Task => What is the number of lines below that contain the word "苏打汽水"? Respond with that number alone.

Source data
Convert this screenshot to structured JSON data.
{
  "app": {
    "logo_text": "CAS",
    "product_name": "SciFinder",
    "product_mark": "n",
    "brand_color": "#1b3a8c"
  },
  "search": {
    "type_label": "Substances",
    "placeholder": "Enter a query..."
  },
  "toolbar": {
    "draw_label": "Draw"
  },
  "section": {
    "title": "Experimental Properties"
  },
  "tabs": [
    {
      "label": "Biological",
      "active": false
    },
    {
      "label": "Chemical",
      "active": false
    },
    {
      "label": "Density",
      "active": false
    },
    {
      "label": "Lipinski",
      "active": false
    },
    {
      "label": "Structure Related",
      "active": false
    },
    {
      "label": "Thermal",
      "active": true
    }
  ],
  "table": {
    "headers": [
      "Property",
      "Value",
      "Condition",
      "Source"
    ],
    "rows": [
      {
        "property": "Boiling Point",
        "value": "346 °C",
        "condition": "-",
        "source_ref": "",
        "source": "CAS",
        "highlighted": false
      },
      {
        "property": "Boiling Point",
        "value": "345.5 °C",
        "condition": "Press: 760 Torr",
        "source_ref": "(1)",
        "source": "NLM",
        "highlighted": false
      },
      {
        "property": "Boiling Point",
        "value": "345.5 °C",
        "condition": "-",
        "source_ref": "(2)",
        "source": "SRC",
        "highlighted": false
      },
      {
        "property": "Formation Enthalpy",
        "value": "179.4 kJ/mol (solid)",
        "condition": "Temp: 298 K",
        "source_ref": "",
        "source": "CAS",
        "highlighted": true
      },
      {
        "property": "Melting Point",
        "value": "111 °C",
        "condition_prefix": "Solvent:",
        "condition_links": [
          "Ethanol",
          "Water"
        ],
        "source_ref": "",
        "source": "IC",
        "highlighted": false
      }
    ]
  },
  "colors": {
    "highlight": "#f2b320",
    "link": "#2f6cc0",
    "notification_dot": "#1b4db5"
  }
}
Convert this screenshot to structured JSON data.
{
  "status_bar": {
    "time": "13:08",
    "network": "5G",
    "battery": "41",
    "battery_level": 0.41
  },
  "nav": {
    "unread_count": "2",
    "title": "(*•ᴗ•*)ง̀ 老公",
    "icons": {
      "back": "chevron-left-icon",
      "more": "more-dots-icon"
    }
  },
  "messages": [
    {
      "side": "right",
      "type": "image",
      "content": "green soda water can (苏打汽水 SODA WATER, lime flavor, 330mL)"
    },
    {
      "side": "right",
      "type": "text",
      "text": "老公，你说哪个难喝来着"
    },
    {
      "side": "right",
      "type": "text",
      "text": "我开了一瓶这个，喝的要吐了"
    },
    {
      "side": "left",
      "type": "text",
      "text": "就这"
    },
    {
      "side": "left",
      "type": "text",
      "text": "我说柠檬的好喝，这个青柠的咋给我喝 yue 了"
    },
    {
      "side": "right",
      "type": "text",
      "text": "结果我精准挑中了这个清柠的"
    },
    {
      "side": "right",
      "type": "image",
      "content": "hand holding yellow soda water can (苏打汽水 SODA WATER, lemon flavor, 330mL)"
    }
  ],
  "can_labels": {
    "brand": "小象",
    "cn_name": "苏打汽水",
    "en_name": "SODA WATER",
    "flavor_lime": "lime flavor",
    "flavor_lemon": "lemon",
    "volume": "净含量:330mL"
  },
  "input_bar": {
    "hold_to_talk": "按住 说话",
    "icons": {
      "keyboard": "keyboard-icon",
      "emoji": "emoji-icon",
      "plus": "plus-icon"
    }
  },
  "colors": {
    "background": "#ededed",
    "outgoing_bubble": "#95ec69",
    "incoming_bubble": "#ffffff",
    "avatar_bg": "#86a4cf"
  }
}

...

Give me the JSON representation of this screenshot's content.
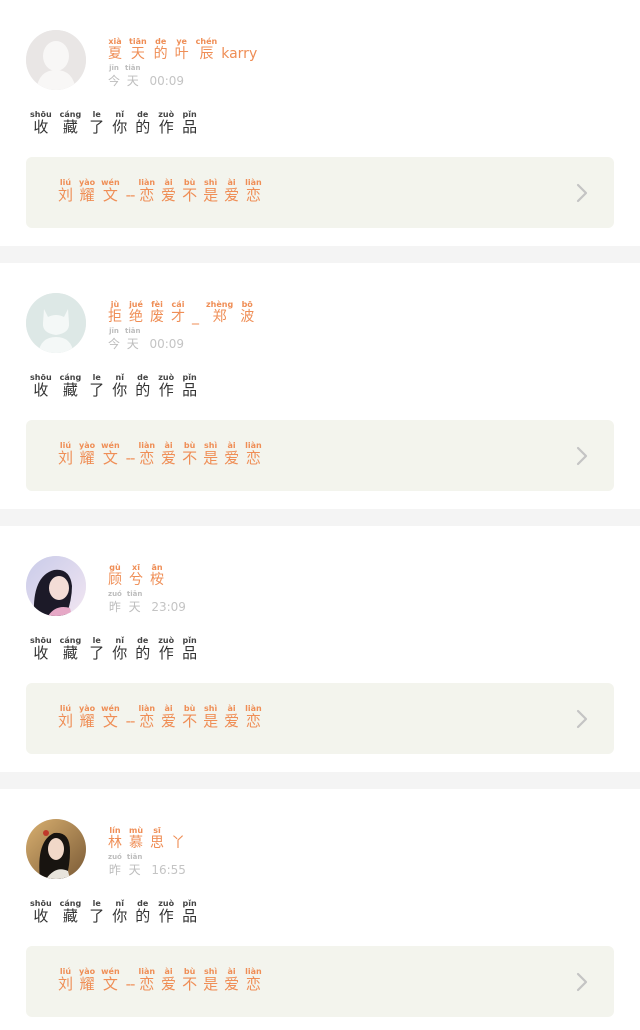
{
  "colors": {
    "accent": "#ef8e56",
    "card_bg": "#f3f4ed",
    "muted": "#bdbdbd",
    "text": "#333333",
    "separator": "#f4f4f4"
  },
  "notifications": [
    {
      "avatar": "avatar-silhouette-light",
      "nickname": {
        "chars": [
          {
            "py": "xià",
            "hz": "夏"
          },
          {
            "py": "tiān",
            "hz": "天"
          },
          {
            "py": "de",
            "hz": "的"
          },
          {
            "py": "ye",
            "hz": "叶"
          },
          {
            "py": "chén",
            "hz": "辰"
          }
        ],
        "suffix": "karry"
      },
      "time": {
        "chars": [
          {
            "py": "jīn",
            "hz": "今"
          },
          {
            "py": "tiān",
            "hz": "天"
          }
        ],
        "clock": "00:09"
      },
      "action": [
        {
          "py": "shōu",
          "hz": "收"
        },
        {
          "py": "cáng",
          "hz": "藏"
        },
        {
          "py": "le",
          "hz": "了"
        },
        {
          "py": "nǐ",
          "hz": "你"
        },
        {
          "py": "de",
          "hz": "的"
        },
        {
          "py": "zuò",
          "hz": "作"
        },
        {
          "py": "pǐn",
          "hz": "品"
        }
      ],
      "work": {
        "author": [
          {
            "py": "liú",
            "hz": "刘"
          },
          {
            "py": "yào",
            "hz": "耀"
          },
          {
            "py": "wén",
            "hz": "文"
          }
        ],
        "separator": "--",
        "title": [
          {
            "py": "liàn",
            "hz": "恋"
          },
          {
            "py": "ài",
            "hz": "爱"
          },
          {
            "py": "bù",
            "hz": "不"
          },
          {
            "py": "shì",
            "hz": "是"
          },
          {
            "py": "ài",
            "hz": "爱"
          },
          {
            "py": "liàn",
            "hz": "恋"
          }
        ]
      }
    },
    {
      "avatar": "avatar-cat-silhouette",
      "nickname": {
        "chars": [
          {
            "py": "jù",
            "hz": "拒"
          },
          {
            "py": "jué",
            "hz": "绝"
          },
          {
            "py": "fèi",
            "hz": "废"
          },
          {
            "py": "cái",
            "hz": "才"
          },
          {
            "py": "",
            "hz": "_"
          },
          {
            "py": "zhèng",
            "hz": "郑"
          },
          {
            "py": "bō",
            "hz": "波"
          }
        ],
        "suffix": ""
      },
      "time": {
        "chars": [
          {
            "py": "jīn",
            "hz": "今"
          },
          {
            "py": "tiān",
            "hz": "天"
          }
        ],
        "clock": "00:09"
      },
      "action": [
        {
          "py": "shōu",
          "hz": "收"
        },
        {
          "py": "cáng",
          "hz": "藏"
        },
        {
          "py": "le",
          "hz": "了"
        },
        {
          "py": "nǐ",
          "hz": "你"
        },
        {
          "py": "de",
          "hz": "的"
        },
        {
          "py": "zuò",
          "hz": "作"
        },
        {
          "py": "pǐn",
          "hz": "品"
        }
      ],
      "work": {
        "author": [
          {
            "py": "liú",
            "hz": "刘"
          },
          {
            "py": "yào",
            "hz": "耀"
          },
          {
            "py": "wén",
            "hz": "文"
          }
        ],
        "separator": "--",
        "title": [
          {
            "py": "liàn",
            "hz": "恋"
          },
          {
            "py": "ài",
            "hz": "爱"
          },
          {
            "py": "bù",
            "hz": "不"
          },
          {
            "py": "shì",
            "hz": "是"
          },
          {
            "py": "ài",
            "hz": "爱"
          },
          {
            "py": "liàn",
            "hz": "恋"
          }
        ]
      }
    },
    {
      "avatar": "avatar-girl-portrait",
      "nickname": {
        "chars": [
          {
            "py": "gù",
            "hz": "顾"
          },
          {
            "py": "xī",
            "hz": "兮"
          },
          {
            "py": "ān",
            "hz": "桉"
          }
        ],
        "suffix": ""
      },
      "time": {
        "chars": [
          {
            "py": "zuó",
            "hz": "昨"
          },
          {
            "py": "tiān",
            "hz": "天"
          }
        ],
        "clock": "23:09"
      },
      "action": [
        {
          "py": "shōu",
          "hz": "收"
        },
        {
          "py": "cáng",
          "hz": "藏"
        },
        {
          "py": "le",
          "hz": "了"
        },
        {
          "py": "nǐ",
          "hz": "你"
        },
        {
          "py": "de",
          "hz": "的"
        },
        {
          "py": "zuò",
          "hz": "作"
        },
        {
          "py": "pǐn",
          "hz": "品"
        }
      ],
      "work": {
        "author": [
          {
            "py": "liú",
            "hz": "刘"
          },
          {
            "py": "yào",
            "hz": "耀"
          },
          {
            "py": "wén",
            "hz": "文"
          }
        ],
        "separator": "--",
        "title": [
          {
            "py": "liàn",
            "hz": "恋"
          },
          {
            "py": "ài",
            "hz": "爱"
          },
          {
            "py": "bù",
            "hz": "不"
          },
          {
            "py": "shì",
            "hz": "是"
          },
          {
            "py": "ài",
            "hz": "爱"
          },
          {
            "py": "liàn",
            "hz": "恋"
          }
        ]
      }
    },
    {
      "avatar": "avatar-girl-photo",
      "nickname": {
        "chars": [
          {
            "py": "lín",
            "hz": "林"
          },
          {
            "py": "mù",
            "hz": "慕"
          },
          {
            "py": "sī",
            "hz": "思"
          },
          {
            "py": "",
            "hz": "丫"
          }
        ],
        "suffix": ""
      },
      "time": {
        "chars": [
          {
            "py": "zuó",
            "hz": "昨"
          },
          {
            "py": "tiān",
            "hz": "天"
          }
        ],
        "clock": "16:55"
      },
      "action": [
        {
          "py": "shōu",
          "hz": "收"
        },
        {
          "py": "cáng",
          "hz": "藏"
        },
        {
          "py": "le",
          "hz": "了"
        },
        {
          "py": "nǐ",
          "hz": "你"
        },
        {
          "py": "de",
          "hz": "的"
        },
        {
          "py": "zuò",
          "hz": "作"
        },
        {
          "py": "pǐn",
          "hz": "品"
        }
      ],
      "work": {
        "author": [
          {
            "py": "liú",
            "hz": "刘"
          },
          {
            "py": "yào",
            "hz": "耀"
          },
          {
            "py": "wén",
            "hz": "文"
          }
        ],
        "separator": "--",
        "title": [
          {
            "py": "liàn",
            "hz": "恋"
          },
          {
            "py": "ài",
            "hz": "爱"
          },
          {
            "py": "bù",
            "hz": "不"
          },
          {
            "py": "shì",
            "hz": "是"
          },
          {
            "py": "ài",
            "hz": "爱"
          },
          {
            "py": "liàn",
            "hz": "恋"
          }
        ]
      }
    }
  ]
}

Written solution => 3